So that was my first night with Elliott. It was a shame J wasn’t home to monitor things, but he is still on Nights. We have been like ships passing, this week, coupled with some highly necessary about to start emergency building work going on at home, still another week and a bit of school to trudge through, and a marked change in the weather. My lungs and head are currently having a battle with my will to function!

Elliott is great, I already love him- he will join the family of hilariously named medical equipment, keeping me going in  this crazy, stressful, severely asthmatic life of mine.

….I’m off to school later, with E.T. for the day!….


3 Responses to Introducing Elliott (my Home O2 machine!)

  1. mommato2beauties says:

    I’m glad he seems to be settling into your life well. At the hospital we use, the RT’s either hook the nebs to the plumbed O2 like, or there is also a plumbed compressed room air “tap” (the o2 is green, and room air one is orange, I think) It’s good to know that in a pinch, using the O2 compressor is an option.

  2. Thanks for that-and Yes, in my local hospital they use 4L O2 for the nebs-I asked in clinic last time I went.

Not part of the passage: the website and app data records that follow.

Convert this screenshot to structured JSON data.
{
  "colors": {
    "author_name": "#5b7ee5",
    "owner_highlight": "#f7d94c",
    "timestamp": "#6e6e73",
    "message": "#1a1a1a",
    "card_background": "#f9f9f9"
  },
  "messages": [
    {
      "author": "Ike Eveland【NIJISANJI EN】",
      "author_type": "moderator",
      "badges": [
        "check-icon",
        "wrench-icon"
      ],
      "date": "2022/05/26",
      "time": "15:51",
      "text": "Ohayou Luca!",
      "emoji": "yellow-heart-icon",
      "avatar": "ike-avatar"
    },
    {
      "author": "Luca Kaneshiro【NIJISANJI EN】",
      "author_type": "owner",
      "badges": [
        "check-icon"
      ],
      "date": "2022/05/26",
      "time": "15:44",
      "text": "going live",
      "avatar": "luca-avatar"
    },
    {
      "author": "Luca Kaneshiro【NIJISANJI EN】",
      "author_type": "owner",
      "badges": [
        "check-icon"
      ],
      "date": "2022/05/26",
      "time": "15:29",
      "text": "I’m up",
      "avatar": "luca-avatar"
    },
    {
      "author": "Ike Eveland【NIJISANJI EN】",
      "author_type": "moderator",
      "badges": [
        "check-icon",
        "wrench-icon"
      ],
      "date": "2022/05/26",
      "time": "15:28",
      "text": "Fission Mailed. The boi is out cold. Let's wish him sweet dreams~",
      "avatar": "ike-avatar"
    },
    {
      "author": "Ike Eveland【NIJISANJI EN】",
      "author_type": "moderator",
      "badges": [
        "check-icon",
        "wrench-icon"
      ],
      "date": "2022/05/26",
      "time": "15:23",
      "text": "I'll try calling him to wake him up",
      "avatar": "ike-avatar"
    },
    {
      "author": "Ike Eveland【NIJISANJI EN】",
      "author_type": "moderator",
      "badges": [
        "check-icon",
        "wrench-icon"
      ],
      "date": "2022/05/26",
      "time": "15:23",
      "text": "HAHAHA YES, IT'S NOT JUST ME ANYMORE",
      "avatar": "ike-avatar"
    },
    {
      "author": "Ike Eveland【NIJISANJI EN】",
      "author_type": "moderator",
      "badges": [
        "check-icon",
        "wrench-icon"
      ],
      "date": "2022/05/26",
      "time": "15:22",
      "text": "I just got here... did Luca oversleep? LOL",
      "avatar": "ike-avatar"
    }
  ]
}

I’d had somebody tell me you need 6L to neb through, but this machine only goes up to 5L so I didn’t know. Julian says it’s the Psi not the L that work the neb pressure!
    My prescription is 2L increasing to 2.5L and 3L PRN, if I’ve desatted to a certain level for a certain length of time. This is quite a new addition to me, to be on O2 basically 24/7 now. My heart rate is definitely happier and I’m definitely feeling better in my general self, even though this is much less of an asthma med than people assume! I was told not to expect miracles with my extreme SOB, but so far I’ve been a lot more comfortable.

    How is M and how are you?

  3. Steve says:

    Oh yes Invacare, they make all kinds of Respiratory equip. Used to see a lot of it when I worked in the hospital.

    Most hospital equipment such as ventilators, require a 50 gas psi source to operate. A neb requires very little pressure. 5 lpm would probably be sufficient, though it would probably take 15-20 to finish a neb treatment.

Leave a Reply

Fill in your details below or click an icon to log in: Logo

You are commenting using your account. Log Out /  Change )

Google+ photo

You are commenting using your Google+ account. Log Out /  Change )

Twitter picture

You are commenting using your Twitter account. Log Out /  Change )

Facebook photo

You are commenting using your Facebook account. Log Out /  Change )


Connecting to %s

%d bloggers like this: